A sensitive radioreceptor assay for 1α,25‐dihydroxyvitamin D3 (1α,25‐(OH)2D3) is utilized to quantitate the circulating concentration of this sterol in experimental animals and humans. When weanling rats are grown for 2 weeks on low calcium or low phosphate diets, limited availability of either ion elicits a five‐fold increase in the plasma level of 1α,25‐(OH)2D3. The enhancement of 1α,25‐(OH)2D3 in calcium deficiency is dependent upon the presence of the parathyroid and/or thyroid glands, which is consistent with parathyroid hormone (PTH) mediation of this effect. In contrast, the response to phosphate deficiency is independent of these glands and may result from a direct action of low phosphate on the renal synthesis of 1α,25‐(OH)2D3. Studies in humans indicate that the normal level of 1α,25‐(OH)2D is 2.1‐4.5 ng/100 ml plasma. Patients with chronic renal failure have markedly lower circulating 1α,25‐(OH)2D and this kidney hormone is undectectable in anephirc subjects, but returns to normal within 1 day after successful renal transplantation. Hypoparathyroidism and pseudohypoparatghyroidism are associated with reduced plasma 1α,25‐(OH)2D while patients with primary hyperparathyroidism have significantly elevated sterol hormone levels. Thus, from measurements in rats and humans, it appears that circulating 1α,25‐(OH)2D3 is regulated by PTH and/or phosphate and that abnormal plasma 1α,25‐(OH)2D3 is a part of the pathophysiology of renal osteodystrophy and parathyroid disorders.

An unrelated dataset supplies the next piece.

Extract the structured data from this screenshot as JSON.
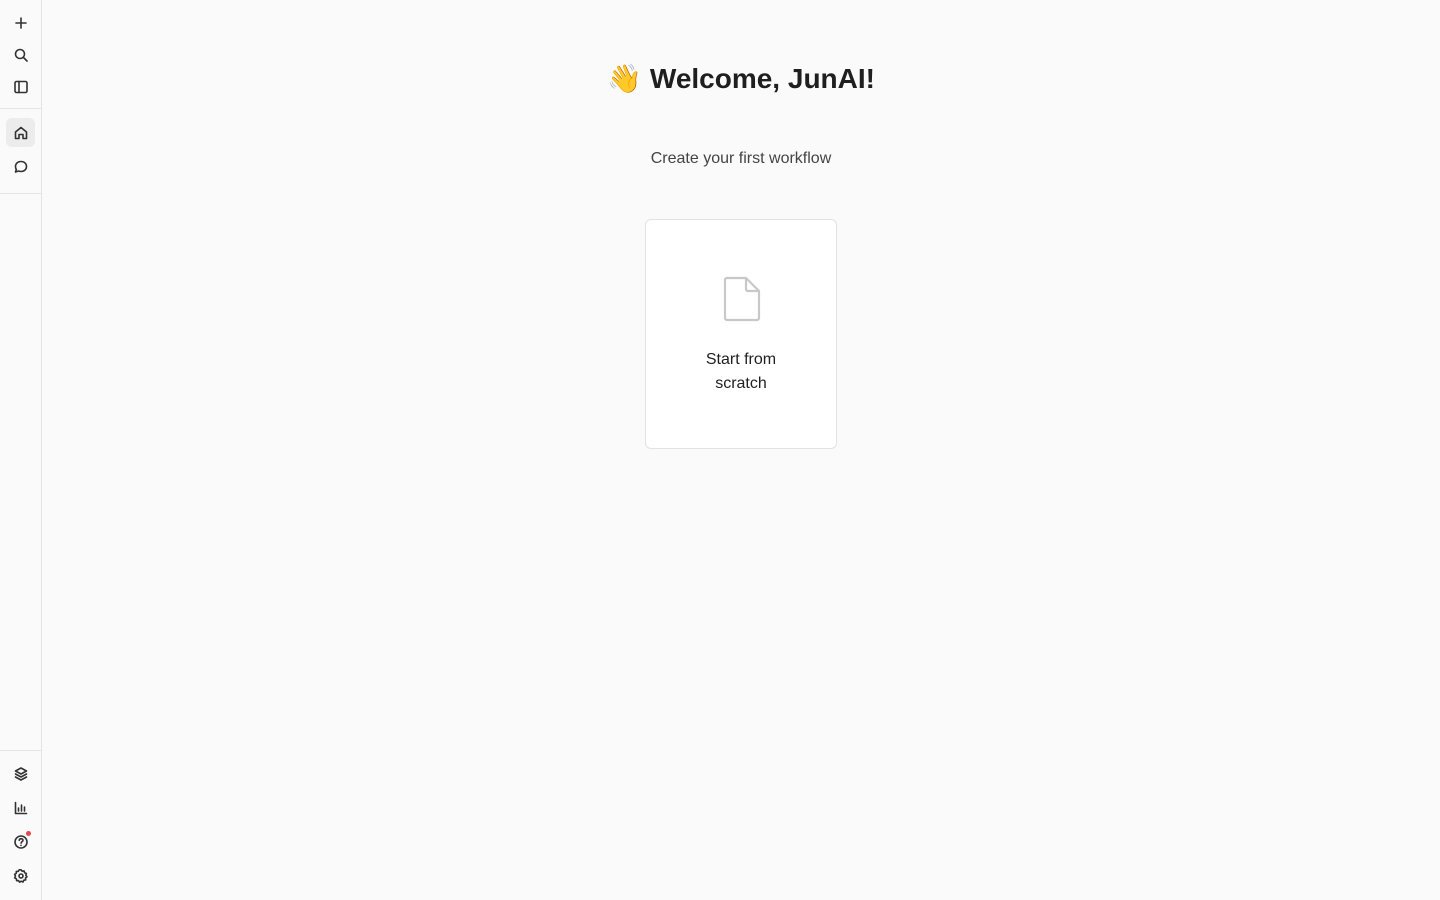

|Original language||English (US)|
|State||Published - Feb 1976|
ASJC Scopus subject areas
- Endocrinology, Diabetes and Metabolism